WORK TO BE COMPLETED - Check every line of the data below for "Managers". Copy each one that has it.

EXERCISE DATA -
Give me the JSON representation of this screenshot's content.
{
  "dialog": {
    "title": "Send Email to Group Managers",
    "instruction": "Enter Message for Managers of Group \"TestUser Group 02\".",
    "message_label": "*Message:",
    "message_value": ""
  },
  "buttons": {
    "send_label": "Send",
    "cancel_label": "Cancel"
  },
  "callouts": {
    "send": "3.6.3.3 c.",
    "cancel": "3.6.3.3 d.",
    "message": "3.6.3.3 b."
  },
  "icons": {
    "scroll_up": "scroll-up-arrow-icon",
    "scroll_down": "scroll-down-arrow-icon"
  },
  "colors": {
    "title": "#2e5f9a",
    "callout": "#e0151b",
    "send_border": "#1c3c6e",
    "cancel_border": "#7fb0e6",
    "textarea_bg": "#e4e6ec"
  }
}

SOLUTION BELOW -
    "title": "Send Email to Group Managers",
    "instruction": "Enter Message for Managers of Group \"TestUser Group 02\".",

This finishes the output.